MATERIALS PROVIDED:
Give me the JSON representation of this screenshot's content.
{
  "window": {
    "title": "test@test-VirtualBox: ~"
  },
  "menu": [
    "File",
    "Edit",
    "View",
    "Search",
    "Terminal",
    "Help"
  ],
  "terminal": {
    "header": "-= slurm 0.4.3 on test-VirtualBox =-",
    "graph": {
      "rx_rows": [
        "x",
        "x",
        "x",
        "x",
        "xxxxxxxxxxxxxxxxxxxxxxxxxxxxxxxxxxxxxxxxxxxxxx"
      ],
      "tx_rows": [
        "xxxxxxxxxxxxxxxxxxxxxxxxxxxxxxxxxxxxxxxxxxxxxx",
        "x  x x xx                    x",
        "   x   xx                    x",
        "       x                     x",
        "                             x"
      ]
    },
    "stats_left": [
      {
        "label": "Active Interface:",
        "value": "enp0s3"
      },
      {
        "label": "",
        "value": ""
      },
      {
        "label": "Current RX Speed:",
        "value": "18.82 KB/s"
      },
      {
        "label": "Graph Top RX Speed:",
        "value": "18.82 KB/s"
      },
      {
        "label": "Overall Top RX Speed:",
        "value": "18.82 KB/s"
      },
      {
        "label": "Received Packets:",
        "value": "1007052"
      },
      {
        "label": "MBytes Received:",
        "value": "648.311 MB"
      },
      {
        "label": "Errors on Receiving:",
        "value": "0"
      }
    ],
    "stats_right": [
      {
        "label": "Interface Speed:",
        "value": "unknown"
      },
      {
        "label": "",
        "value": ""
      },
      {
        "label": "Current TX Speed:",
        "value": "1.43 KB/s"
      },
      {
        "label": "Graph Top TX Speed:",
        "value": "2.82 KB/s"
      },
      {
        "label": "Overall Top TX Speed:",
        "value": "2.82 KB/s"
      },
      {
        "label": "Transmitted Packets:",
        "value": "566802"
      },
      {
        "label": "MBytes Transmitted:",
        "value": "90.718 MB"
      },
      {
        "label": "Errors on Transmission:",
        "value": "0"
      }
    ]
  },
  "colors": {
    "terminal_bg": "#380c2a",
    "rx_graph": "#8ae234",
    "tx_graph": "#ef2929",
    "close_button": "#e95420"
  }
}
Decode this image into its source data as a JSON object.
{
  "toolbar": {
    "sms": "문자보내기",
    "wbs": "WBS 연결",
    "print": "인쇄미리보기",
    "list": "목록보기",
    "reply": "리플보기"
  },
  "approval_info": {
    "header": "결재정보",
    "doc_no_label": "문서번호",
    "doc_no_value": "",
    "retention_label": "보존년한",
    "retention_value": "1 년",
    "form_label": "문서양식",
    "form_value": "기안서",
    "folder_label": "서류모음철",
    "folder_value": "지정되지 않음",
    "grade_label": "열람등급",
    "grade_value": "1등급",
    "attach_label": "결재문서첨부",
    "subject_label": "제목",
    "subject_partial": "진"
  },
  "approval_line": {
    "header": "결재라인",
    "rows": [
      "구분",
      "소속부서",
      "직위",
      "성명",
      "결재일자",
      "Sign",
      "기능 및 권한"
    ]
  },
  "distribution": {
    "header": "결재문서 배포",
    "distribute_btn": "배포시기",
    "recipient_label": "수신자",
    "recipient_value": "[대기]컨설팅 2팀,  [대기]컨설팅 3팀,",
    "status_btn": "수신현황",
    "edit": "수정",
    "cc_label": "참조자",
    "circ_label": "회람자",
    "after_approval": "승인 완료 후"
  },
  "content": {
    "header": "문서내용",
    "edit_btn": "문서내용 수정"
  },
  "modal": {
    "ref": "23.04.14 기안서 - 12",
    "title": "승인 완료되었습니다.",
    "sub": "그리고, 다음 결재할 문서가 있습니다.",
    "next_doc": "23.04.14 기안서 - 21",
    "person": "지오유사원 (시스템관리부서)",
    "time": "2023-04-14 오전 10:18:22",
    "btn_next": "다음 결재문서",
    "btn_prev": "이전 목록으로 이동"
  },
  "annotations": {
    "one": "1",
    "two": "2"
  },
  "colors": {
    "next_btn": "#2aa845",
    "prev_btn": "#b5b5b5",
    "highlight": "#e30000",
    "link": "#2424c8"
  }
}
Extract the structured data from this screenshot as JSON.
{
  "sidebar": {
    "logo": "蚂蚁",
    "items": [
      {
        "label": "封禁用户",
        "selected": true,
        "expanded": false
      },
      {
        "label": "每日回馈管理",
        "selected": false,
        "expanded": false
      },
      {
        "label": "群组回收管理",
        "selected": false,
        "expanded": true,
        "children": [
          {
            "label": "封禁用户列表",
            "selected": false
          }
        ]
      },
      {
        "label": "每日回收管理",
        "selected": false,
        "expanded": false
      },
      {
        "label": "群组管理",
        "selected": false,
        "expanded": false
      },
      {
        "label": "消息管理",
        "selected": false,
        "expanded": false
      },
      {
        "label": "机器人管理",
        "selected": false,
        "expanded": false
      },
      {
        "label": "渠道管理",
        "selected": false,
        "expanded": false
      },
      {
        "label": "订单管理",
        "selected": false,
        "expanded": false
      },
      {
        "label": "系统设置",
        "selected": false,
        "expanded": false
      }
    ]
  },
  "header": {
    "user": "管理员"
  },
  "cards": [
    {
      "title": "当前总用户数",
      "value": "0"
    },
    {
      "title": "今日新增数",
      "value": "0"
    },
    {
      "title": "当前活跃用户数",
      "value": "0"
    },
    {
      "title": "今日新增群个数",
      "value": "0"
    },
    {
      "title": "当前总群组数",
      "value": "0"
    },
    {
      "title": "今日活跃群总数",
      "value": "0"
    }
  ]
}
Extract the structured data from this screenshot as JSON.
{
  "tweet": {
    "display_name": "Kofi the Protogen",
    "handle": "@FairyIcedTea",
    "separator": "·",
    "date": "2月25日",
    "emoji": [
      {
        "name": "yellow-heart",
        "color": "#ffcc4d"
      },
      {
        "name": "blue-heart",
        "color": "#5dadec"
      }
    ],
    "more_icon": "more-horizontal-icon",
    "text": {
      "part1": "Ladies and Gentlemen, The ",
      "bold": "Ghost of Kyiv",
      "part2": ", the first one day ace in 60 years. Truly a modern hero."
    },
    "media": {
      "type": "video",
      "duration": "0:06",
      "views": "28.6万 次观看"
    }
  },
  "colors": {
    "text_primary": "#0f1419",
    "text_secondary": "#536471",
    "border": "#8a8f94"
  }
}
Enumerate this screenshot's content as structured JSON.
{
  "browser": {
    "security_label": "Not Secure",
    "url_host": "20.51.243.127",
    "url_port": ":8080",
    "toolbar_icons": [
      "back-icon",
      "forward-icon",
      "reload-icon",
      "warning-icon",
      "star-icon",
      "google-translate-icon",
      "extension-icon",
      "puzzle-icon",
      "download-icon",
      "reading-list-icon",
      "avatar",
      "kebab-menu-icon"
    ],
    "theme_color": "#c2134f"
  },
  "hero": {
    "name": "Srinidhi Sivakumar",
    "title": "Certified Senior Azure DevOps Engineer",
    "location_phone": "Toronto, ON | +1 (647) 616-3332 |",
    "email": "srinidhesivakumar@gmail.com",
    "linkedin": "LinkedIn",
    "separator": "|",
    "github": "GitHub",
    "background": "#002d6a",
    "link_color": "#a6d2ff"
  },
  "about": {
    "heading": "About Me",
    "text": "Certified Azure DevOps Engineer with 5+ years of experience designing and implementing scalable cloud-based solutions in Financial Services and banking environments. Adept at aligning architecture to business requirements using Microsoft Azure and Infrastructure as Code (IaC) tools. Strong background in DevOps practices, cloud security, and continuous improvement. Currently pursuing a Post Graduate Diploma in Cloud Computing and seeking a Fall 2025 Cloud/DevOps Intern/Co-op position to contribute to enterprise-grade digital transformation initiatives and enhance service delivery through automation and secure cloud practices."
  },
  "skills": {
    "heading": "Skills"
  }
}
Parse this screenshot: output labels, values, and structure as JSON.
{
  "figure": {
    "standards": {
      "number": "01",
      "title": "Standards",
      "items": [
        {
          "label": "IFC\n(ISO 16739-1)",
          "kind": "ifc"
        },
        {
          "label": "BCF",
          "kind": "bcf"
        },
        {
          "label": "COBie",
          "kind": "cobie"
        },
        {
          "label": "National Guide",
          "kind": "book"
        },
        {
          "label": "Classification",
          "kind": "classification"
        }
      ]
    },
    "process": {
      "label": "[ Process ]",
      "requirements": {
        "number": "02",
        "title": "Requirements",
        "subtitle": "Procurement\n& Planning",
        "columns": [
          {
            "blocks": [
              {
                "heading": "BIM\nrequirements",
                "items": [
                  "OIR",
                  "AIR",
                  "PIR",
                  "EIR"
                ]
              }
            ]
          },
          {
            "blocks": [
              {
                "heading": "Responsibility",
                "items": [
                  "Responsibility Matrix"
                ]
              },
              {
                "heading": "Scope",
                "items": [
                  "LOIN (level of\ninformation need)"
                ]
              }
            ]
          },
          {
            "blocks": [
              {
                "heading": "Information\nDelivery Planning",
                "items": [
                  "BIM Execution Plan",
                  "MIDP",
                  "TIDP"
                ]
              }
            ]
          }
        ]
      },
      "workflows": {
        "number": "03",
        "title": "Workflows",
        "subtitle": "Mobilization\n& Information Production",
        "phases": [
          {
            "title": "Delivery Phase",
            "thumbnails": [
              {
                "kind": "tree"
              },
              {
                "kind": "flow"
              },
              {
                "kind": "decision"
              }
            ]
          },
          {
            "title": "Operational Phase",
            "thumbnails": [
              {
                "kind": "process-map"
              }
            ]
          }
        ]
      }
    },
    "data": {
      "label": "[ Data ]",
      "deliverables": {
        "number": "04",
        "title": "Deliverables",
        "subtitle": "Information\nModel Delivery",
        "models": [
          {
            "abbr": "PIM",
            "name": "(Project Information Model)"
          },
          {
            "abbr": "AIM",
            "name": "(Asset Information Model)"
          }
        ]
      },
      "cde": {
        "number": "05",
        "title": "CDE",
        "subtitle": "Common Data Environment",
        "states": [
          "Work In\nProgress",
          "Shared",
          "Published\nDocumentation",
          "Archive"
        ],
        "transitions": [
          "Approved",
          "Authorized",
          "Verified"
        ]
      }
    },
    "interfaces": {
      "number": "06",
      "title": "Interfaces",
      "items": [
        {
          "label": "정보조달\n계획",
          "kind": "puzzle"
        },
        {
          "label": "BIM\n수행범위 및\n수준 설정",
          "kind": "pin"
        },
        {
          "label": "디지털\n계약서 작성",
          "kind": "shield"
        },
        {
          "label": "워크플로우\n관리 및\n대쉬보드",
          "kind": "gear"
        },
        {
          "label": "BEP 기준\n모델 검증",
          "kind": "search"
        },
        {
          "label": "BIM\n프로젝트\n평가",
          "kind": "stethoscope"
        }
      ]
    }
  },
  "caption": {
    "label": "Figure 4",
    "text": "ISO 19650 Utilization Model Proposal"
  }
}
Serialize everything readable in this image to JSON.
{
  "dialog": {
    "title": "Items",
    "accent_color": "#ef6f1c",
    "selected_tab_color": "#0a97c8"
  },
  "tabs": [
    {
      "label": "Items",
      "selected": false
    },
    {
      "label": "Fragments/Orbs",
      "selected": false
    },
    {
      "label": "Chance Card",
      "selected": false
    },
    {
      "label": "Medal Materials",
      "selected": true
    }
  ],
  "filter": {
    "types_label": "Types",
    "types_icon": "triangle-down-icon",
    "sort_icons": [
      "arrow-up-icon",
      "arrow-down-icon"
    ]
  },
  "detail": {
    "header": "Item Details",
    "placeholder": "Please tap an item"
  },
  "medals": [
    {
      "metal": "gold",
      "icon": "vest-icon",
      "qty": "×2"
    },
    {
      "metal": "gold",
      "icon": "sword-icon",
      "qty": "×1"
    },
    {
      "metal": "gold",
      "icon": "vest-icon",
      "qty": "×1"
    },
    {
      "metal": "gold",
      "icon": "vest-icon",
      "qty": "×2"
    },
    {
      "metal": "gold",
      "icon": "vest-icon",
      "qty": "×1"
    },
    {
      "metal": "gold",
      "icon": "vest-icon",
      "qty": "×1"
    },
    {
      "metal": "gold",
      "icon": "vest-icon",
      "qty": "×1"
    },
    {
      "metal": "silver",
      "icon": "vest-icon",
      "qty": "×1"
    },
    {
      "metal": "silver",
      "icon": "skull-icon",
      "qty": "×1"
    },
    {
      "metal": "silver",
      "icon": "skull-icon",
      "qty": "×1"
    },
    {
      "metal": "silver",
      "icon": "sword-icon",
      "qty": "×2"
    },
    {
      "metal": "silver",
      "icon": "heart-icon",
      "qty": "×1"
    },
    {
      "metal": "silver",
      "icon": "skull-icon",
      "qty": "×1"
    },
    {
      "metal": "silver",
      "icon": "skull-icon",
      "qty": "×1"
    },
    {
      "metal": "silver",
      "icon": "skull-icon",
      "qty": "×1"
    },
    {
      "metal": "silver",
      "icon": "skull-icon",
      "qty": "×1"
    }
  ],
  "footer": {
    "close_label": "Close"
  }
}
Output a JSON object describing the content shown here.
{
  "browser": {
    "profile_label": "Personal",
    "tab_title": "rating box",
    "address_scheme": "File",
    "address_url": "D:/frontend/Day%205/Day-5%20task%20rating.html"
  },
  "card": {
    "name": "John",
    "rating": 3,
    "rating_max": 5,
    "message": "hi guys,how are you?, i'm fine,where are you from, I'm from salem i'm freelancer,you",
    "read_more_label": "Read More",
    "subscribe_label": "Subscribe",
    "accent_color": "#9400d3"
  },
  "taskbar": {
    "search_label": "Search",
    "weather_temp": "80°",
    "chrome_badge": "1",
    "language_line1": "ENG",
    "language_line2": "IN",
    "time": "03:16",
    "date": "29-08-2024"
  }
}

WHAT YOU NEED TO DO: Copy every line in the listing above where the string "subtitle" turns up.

EXERCISE SOLUTION:
        "subtitle": "Procurement\n& Planning",
        "subtitle": "Mobilization\n& Information Production",
        "subtitle": "Information\nModel Delivery",
        "subtitle": "Common Data Environment",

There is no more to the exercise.